Exercise: Looking at the entries, how many lines hold the word "JSON"? State the number by itself.

#### The data

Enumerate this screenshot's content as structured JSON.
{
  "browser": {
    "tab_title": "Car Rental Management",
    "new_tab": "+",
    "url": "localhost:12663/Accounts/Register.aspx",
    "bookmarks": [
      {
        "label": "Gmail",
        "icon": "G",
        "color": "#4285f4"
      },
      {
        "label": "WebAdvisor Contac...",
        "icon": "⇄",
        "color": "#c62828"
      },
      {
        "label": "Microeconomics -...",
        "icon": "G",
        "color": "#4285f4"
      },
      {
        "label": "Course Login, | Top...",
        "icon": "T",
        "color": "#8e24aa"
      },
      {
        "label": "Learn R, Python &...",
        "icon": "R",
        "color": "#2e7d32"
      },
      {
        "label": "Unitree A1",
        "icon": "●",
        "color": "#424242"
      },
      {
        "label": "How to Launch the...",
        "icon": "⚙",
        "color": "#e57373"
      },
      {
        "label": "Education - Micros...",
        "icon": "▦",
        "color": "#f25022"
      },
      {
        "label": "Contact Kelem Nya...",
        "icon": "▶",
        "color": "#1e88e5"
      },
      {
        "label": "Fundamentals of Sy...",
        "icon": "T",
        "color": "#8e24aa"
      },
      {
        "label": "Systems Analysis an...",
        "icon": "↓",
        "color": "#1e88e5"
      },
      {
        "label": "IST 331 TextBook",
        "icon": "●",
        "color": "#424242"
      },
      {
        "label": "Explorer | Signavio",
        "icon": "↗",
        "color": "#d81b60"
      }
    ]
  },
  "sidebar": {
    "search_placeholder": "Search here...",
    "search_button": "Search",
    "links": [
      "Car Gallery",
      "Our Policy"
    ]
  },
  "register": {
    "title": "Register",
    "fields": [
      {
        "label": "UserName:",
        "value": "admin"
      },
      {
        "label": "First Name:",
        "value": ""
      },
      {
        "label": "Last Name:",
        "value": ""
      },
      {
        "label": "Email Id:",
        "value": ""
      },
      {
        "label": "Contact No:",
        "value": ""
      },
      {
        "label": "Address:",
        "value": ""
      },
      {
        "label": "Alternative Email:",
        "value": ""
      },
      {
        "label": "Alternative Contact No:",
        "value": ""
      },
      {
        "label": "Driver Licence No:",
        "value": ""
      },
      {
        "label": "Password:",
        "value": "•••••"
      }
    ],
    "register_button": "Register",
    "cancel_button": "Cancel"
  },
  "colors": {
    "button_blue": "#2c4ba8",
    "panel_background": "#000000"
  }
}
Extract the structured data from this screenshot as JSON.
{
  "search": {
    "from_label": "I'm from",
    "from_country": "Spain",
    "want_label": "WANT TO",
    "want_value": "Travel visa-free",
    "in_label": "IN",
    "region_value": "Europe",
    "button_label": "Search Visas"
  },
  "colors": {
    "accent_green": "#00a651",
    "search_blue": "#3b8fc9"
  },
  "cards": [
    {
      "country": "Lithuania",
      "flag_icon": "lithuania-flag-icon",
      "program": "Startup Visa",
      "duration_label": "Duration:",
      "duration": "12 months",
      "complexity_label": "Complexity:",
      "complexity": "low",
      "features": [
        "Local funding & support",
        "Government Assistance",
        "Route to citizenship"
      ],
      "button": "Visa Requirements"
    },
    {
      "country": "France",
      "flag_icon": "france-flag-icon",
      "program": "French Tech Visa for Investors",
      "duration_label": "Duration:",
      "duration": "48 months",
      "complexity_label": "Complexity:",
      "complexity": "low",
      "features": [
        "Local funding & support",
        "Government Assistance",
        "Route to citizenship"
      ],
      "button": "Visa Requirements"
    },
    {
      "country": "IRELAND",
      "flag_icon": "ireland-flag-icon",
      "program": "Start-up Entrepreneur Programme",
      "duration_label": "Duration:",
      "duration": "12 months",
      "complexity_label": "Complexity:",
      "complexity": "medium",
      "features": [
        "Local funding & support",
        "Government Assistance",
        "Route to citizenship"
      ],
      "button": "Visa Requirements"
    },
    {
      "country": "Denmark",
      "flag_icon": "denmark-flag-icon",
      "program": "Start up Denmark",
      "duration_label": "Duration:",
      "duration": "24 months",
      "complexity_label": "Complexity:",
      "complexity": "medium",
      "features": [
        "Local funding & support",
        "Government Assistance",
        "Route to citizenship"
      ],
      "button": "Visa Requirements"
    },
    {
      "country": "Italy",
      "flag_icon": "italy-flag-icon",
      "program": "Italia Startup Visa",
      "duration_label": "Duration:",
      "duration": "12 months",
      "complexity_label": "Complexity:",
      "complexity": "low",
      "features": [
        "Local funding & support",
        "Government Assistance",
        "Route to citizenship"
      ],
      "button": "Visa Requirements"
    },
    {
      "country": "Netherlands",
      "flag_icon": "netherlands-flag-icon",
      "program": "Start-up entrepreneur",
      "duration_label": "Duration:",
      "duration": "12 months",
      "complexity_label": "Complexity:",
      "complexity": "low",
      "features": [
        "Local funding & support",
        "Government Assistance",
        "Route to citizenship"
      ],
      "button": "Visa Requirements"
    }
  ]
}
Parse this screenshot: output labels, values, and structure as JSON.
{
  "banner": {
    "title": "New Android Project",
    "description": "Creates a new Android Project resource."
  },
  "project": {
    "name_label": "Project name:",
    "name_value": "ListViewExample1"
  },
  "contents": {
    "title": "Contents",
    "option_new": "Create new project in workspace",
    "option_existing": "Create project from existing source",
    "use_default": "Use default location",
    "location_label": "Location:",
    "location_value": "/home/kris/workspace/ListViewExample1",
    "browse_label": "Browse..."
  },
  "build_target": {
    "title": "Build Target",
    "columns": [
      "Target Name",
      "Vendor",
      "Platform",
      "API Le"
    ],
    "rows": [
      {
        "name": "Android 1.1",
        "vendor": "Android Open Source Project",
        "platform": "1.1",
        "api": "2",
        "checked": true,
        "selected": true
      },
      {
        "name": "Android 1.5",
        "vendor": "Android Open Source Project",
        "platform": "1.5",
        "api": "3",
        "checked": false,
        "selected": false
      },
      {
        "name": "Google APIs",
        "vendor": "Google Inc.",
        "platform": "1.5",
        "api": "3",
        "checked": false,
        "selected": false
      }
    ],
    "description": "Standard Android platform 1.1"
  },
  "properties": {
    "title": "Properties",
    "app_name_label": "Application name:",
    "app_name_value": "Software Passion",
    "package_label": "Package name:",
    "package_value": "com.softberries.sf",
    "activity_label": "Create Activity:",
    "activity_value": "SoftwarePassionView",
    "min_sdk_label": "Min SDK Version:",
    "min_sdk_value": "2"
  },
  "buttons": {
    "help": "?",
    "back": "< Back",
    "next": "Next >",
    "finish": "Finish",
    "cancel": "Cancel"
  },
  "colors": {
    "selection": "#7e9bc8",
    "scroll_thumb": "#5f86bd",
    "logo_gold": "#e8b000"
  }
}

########

Written answer: 3